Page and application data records
[Start of section]

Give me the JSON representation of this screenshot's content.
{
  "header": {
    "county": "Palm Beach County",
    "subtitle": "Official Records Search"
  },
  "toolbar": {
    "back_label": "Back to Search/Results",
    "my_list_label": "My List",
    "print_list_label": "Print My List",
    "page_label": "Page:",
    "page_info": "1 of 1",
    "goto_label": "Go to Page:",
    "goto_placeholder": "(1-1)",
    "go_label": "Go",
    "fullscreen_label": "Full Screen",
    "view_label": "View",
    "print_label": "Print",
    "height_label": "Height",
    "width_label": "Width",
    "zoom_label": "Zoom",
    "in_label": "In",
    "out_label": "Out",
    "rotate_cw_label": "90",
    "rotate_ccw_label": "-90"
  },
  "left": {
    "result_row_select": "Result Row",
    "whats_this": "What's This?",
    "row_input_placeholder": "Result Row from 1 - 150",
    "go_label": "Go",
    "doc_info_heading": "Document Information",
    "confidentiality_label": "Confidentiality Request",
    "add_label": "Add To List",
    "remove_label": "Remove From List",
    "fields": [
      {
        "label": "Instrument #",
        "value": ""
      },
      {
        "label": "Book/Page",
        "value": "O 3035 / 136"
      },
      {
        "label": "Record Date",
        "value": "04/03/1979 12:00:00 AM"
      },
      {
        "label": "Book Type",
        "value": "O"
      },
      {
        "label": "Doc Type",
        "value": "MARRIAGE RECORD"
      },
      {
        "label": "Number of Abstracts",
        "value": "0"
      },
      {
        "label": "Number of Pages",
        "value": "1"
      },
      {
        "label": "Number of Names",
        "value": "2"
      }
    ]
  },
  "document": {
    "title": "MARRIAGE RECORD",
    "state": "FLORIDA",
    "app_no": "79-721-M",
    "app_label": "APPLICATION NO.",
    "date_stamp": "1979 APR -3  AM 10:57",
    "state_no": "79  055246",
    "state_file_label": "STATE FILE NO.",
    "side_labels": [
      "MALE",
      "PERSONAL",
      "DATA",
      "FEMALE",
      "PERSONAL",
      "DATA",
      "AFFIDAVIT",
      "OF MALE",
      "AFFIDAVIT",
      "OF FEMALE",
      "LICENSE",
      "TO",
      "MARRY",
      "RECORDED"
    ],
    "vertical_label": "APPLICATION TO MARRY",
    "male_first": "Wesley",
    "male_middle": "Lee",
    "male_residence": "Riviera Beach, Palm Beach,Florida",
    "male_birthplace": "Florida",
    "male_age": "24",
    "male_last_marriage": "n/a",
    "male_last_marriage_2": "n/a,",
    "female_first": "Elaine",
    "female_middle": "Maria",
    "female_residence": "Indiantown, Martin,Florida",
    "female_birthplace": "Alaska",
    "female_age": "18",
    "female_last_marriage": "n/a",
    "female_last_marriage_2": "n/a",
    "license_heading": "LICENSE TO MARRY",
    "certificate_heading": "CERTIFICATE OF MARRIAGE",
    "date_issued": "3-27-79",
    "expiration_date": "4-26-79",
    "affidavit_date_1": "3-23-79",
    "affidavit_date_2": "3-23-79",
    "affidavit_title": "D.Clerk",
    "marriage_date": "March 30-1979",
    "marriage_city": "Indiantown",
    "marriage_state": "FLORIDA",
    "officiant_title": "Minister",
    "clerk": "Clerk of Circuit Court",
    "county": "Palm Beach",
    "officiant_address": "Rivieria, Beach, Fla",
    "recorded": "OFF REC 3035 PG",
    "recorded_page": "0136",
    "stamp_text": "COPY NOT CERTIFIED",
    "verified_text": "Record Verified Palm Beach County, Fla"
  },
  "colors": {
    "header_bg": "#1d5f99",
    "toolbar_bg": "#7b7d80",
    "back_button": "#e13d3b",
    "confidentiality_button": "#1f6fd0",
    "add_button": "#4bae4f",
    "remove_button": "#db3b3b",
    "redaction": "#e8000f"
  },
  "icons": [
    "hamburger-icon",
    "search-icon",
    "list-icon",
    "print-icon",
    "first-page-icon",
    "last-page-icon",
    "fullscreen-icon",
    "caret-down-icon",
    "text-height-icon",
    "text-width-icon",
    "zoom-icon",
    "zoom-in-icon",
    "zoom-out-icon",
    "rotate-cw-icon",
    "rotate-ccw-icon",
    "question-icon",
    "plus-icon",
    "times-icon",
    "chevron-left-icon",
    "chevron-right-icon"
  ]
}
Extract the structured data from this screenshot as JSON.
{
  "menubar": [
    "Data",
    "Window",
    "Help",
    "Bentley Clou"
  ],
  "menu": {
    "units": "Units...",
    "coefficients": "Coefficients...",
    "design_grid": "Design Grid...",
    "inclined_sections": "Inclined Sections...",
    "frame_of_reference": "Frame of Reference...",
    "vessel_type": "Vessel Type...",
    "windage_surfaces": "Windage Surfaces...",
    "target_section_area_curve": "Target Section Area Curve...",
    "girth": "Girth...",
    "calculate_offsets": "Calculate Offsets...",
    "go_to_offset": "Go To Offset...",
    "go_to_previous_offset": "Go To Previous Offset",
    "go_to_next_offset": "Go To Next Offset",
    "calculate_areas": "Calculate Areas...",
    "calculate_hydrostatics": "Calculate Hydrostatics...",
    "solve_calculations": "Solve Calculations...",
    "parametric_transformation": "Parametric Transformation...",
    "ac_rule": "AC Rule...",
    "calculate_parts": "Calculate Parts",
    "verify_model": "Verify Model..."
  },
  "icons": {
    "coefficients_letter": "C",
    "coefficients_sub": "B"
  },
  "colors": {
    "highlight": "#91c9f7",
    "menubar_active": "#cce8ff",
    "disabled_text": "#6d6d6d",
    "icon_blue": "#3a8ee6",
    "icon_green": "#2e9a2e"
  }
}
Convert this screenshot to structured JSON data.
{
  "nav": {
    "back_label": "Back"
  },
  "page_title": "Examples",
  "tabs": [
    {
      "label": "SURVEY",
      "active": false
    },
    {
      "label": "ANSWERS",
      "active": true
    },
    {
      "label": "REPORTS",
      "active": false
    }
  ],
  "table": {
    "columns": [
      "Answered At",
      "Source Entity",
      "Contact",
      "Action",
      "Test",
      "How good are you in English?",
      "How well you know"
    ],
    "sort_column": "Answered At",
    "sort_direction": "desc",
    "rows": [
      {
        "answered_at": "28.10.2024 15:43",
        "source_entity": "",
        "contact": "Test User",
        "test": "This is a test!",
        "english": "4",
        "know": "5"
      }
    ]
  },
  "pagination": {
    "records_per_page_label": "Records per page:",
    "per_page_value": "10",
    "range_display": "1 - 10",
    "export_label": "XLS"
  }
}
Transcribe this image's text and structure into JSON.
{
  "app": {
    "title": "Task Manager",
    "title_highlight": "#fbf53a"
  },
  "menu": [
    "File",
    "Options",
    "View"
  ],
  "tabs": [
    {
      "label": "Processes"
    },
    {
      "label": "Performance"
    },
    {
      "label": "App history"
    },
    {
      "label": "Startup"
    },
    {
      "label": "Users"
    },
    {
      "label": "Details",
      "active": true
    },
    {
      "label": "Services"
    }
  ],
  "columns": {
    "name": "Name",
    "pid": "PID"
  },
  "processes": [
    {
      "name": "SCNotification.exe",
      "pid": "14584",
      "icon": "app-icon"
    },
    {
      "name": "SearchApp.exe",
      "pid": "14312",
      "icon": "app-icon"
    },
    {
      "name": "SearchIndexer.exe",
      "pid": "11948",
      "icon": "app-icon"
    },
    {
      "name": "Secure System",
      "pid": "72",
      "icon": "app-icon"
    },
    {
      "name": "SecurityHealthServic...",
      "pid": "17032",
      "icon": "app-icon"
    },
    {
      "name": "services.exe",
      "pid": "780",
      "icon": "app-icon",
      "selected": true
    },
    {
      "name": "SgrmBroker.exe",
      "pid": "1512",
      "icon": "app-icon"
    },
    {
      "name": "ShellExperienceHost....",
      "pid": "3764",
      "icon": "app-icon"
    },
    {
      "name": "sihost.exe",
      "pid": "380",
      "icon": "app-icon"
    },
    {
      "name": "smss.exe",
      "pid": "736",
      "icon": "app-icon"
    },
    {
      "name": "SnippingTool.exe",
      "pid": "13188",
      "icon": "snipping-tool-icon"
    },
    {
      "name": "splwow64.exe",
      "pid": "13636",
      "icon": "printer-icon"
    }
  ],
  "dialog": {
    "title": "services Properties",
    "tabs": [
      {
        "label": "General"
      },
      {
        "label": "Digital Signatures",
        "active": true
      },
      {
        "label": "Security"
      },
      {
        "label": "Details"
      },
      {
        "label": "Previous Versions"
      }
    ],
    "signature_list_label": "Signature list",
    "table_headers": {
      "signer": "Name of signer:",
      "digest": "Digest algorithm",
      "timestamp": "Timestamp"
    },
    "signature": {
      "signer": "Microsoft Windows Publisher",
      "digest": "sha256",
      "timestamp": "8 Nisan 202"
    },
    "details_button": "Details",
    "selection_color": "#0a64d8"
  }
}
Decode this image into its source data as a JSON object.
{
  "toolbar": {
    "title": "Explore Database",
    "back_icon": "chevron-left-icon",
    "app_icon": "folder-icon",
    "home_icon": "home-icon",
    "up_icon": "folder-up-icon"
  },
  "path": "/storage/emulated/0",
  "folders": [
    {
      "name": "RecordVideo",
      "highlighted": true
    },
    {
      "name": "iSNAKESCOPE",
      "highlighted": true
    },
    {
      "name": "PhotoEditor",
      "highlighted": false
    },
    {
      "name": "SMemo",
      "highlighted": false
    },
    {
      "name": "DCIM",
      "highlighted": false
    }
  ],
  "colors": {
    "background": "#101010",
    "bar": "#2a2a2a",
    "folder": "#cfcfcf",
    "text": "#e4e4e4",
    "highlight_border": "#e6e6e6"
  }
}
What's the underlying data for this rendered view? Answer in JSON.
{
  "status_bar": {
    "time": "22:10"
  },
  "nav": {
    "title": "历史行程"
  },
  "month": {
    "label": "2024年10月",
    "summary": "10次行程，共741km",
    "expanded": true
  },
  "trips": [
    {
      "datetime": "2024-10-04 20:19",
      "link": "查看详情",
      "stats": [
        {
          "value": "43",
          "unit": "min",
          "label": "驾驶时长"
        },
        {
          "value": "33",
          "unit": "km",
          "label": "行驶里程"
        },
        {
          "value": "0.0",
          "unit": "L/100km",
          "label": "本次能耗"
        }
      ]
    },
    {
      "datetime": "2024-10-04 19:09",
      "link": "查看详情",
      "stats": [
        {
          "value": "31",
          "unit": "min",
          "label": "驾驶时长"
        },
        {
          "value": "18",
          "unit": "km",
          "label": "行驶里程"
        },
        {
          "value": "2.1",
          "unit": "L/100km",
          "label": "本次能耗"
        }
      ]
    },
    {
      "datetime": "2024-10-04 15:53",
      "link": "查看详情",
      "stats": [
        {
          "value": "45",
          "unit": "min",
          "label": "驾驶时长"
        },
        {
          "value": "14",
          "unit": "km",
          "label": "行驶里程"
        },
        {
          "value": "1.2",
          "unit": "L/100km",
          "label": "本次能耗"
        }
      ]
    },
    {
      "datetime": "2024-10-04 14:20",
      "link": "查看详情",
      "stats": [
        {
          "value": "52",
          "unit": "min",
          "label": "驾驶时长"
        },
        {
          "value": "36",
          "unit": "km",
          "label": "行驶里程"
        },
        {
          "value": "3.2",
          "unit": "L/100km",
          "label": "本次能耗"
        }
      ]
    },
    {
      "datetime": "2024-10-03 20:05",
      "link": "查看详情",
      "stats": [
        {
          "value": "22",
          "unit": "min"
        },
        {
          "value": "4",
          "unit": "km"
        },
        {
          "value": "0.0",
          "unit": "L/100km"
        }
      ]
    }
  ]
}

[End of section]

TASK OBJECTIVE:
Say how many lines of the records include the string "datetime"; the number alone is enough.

EXERCISE SOLUTION:
5